How do you see the changes in retail banking amid the pandemic?
|Harmander Mahal, head of Consumer, Private and Business Banking for Vietnam and Asia Cluster Markets at Standard Chartered Bank |
COVID-19 has caught everyone, not just us bankers, by surprise. Its speed and duration are unlike anything we’ve seen in recent history. Thus, companies had to respond with unprecedented force and haste. Retail banking was no different. The pandemic has also pushed Standard Chartered to look at everything through a new lens and greatly accelerate fundamental transformations that were already under way.
The imposition on physical mobility has reinforced the need for remote banking options, specifically digital banking. Digital and traditional banks’ investments were already transforming the industry’s dynamics, but the pandemic has accelerated this journey. Vietnam, in particular with its highly digitally savvy population, experienced incredible adoption of these alternative modes of financial services.
Another change that we see is in the new ways of working. While it may vary among banks, their operating models need to achieve a balance between ensuring seamless services and the protection of the health and safety of clients and employees. At Standard Chartered Vietnam, we apply a hybrid model, in which our employees work from home and in the office on a rotation basis, especially during the heights of the pandemic. Powered by technology, this has proven to be highly effective for us in minimising disruption.

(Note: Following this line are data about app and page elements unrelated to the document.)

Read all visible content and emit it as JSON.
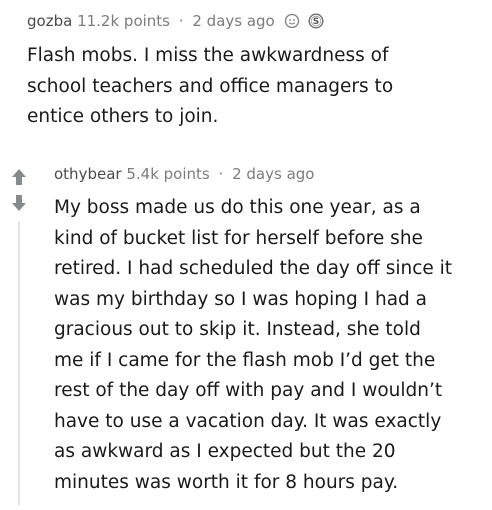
{
  "comment1": {
    "author": "gozba",
    "points": "11.2k points",
    "separator": "·",
    "age": "2 days ago",
    "body_lines": [
      "Flash mobs. I miss the awkwardness of",
      "school teachers and office managers to",
      "entice others to join."
    ]
  },
  "comment2": {
    "author": "othybear",
    "points": "5.4k points",
    "separator": "·",
    "age": "2 days ago",
    "body_lines": [
      "My boss made us do this one year, as a",
      "kind of bucket list for herself before she",
      "retired. I had scheduled the day off since it",
      "was my birthday so I was hoping I had a",
      "gracious out to skip it. Instead, she told",
      "me if I came for the flash mob I’d get the",
      "rest of the day off with pay and I wouldn’t",
      "have to use a vacation day. It was exactly",
      "as awkward as I expected but the 20",
      "minutes was worth it for 8 hours pay."
    ]
  },
  "icons": {
    "award_1": "smiley-award-icon",
    "award_2": "silver-coin-award-icon",
    "upvote": "upvote-arrow-icon",
    "downvote": "downvote-arrow-icon"
  },
  "colors": {
    "upvote": "#878a8c",
    "downvote": "#878a8c",
    "meta_text": "#7c7c7c",
    "body_text": "#1a1a1b"
  }
}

What is the outlook for Vietnam’s retail banking?
We believe that there is a bright future ahead for local retail banking. The underlying fundamentals of the economy remain promising as evidenced by its history of growth. Vietnam is playing an increasingly prominent role in regional and global economies; it is well integrated in global trade and supply chains, has strong potential in both existing and more nascent local industries, and has an abundance of quality human capital. We see a strong outlook for Vietnam’s economic growth, which will translate into higher per capita income, thus increasing demand for retail banking products and services.
In addition, there is a very high rate of adoption of technology. We hence anticipate an acceleration in banking innovation, which will help banks to capture this potential. For example, clients can now fulfil most of their basic banking needs on our mobile banking app and apply for personal loans online.

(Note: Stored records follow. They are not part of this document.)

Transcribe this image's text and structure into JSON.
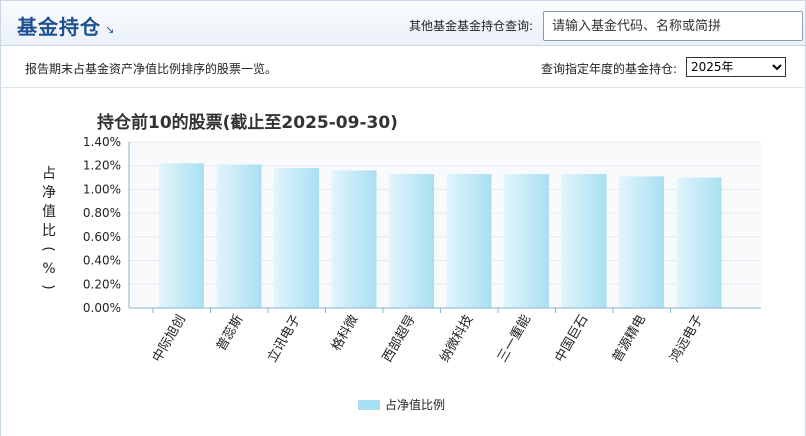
{
  "header": {
    "title": "基金持仓",
    "arrow": "↘",
    "search_label": "其他基金基金持仓查询:",
    "search_placeholder": "请输入基金代码、名称或简拼"
  },
  "subbar": {
    "description": "报告期末占基金资产净值比例排序的股票一览。",
    "year_label": "查询指定年度的基金持仓:",
    "year_selected": "2025年"
  },
  "colors": {
    "bar_top": "#a9dff2",
    "bar_bottom": "#e2f5fc",
    "axis": "#8ab4d4",
    "grid": "#e4e8ec"
  },
  "chart_data": {
    "type": "bar",
    "title": "持仓前10的股票(截止至2025-09-30)",
    "ylabel": "占净值比(%)",
    "categories": [
      "中际旭创",
      "普蕊斯",
      "立讯电子",
      "格科微",
      "西部超导",
      "纳微科技",
      "三一重能",
      "中国巨石",
      "普源精电",
      "鸿远电子"
    ],
    "series": [
      {
        "name": "占净值比例",
        "values": [
          1.22,
          1.21,
          1.18,
          1.16,
          1.13,
          1.13,
          1.13,
          1.13,
          1.11,
          1.1
        ]
      }
    ],
    "ylim": [
      0,
      1.4
    ],
    "yticks": [
      "0.00%",
      "0.20%",
      "0.40%",
      "0.60%",
      "0.80%",
      "1.00%",
      "1.20%",
      "1.40%"
    ],
    "grid": true,
    "legend": "bottom-center"
  }
}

How are environmental, social, and governance (ESG) benchmarks relevant to retail banks?
ESG is not just another metric. It is a critical development that is illustrative of the shift in investor and consumer preferences towards companies that place environmental, social, and governance considerations at the core of their business. Further, there is growing evidence that embedding ESG does not mean sacrificing returns and, in many ways, actually brings real value to organisations that embrace these principles.
Retail banking is no different as we serve the needs of individuals. We’ve found that younger generations innately value companies that have sustainable practices more than those that do not. For retail banks, this means providing sustainable deposits that are earmarked for ESG loans, sustainable financing for green products such as electric vehicles, and access to ESG investment solutions.

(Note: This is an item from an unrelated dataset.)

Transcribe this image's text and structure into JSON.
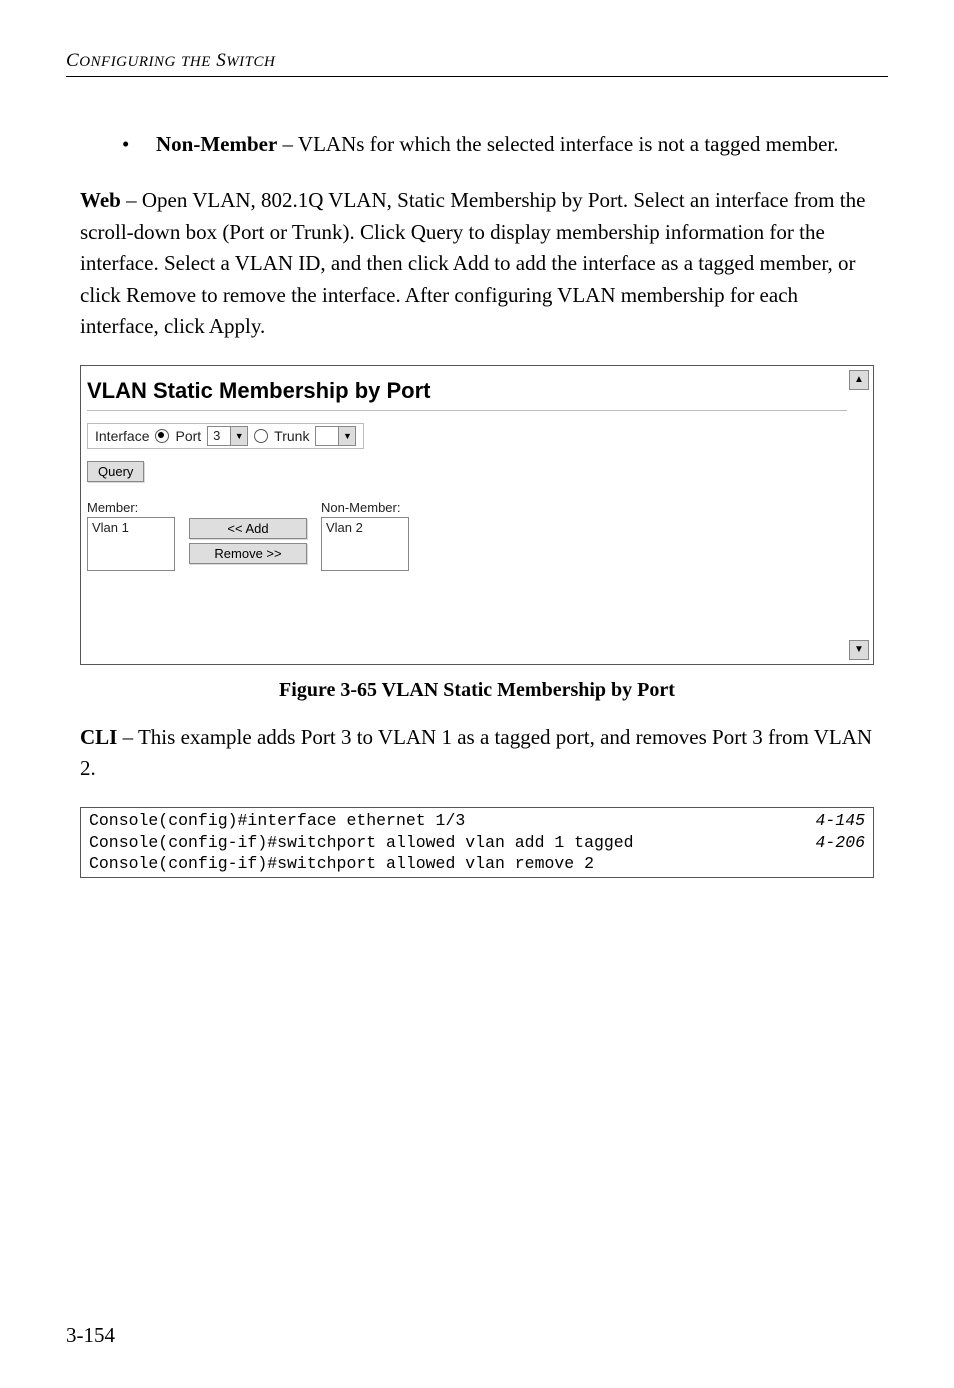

At Standard Chartered, we have launched a green vehicle loan promotion for hybrid cars, which offers one of the most preferential interest rates to clients in Vietnam. Through this, we hope to encourage the use of eco-friendly vehicles and thereby start making an impact on the environment. However, there remains an absence of ESG standards and frameworks both globally and in Vietnam.
What would be the success factor for retail banks after COVID-19?
Success can be measured in many ways, depending on each bank’s goals and strategies. However, the central question is still how banks can continue to meet clients’ evolving needs. The continued adoption of technology and data analytics is one path. The other important aspect is human resources, crucial to ensure high-quality services, as well as a “human lens” embedded in products and services. Sustainability will also play a vital role.
For Standard Chartered Vietnam, one of our goals is to solidify our standing as the most-trusted bank in the market. We are embedding sustainable practices, investing heavily in our digital capabilities, and developing new and innovative business models that will transform the way we do business and the way we think about how to serve our clients.
The only thing that we can say affects all banks similarly, however, is regulations. Vietnam is on a developmental path, soon to earn emerging market status. This will bring even more changes to the regulatory landscape as the government implements and evolves its strategies.